Reinventing Traveller

I began reading some old school articles about Traveller. When I say Traveller, I refer to the bare bones 3 LBB set, better known as Classic Traveller or CT (here in New York CT has a much less flattering bit of slang associated with it so it's always going to be just Traveller.)

I used to love this game. I must have run a half dozen campaigns in it before immature schmuck that I was I decided I didn't like the armor affects hit chances mechanics and a few other trivial rules and got into FASA's Star Trek. Traveller kept bringing me back in, especially when they fooled with the combat system.

Now I'm older and (hopefully) wiser and have far too little time to read a 400+ page book to learn a new game and I broke out my LBBs, bought some new pdfs and started reading old articles.

One of the things I'd tweak if I get a chance to run another game is the travel system.
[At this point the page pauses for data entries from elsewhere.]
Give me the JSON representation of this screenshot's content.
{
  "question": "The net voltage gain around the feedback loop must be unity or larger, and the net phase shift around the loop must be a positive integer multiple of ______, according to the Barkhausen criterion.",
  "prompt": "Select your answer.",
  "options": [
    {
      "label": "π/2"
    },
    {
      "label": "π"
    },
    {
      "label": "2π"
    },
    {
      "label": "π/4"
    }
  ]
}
As it stands you have to travel weeks and weeks to get beyond explored space wherever you are. Most campaigns won't last the three years it takes to cross say the Third Imperium. If you're dealing with Aslan, then they're pretty much going to be a fixture, period. Want to make a run into K'kree or Hiver space? Get ready to travel.

Yes I know that is the point in the game but long stretches of jumping and refueling will get tedious and eventually the players will get impatient and not want to check out all the interesting stuff you're setting up. They'll want to get the hell to the destination. Plus there's plenty of really wild stretches of space: nebulae, clusters etc that are very far away.

You could just up the range of the jump drive but that's way to easy for me. Instead I'd opt for the venerable space warp. Maybe there are a bunch of them strung across the galaxy. So each warp could cover an arbitrarily large distance. Outside the warp ships move according to classic j-drive rules (or stutter warp if you must.) So one session you're in a sector located in the halo stars. the next you're in a cluster with a dozen stars in each hex.

I'd add one more flavor of weird to this. Some space warps lead to closed clusters. Not only do the warps only work one way (with intermittent exit warps opening randomly) the subsector wraps around itself (at least in terms of jump space.) Jump off the edge and you'd find yourself entering the same subsector on the side. These clusters can develop all manner of weird cultures due to their isolation. Finding an exit can be an adventure in itself. Finally some space warps just appear out of nowhere leading to all sorts of possibilities.